##### Data provided #####
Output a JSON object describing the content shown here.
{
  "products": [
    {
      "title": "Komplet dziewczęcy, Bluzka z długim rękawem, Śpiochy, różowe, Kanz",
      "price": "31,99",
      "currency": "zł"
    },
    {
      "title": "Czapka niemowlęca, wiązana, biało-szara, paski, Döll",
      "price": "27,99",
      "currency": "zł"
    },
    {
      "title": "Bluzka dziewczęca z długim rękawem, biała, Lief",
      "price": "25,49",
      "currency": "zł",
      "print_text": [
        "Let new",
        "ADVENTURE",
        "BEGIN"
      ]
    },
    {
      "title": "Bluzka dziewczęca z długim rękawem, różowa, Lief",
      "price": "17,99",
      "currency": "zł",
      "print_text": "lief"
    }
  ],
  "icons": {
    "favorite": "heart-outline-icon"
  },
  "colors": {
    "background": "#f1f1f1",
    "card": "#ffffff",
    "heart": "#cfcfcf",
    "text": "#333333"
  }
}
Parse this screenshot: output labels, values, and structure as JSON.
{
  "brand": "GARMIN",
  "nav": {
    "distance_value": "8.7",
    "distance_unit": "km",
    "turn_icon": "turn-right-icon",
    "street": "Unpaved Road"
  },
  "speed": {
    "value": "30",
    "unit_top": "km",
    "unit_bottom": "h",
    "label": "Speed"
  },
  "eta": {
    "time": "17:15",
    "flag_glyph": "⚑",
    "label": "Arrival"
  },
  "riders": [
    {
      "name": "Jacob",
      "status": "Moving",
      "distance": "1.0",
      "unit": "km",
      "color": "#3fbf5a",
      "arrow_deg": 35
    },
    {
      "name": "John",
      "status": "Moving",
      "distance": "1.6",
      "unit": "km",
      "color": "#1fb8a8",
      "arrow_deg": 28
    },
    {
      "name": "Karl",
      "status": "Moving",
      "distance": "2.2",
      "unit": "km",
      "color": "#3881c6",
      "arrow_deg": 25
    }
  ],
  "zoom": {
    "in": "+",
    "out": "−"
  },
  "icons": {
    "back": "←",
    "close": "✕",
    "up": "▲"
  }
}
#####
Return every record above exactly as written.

### Exercise output
Output a JSON object describing the content shown here.
{
  "products": [
    {
      "title": "Komplet dziewczęcy, Bluzka z długim rękawem, Śpiochy, różowe, Kanz",
      "price": "31,99",
      "currency": "zł"
    },
    {
      "title": "Czapka niemowlęca, wiązana, biało-szara, paski, Döll",
      "price": "27,99",
      "currency": "zł"
    },
    {
      "title": "Bluzka dziewczęca z długim rękawem, biała, Lief",
      "price": "25,49",
      "currency": "zł",
      "print_text": [
        "Let new",
        "ADVENTURE",
        "BEGIN"
      ]
    },
    {
      "title": "Bluzka dziewczęca z długim rękawem, różowa, Lief",
      "price": "17,99",
      "currency": "zł",
      "print_text": "lief"
    }
  ],
  "icons": {
    "favorite": "heart-outline-icon"
  },
  "colors": {
    "background": "#f1f1f1",
    "card": "#ffffff",
    "heart": "#cfcfcf",
    "text": "#333333"
  }
}
Parse this screenshot: output labels, values, and structure as JSON.
{
  "brand": "GARMIN",
  "nav": {
    "distance_value": "8.7",
    "distance_unit": "km",
    "turn_icon": "turn-right-icon",
    "street": "Unpaved Road"
  },
  "speed": {
    "value": "30",
    "unit_top": "km",
    "unit_bottom": "h",
    "label": "Speed"
  },
  "eta": {
    "time": "17:15",
    "flag_glyph": "⚑",
    "label": "Arrival"
  },
  "riders": [
    {
      "name": "Jacob",
      "status": "Moving",
      "distance": "1.0",
      "unit": "km",
      "color": "#3fbf5a",
      "arrow_deg": 35
    },
    {
      "name": "John",
      "status": "Moving",
      "distance": "1.6",
      "unit": "km",
      "color": "#1fb8a8",
      "arrow_deg": 28
    },
    {
      "name": "Karl",
      "status": "Moving",
      "distance": "2.2",
      "unit": "km",
      "color": "#3881c6",
      "arrow_deg": 25
    }
  ],
  "zoom": {
    "in": "+",
    "out": "−"
  },
  "icons": {
    "back": "←",
    "close": "✕",
    "up": "▲"
  }
}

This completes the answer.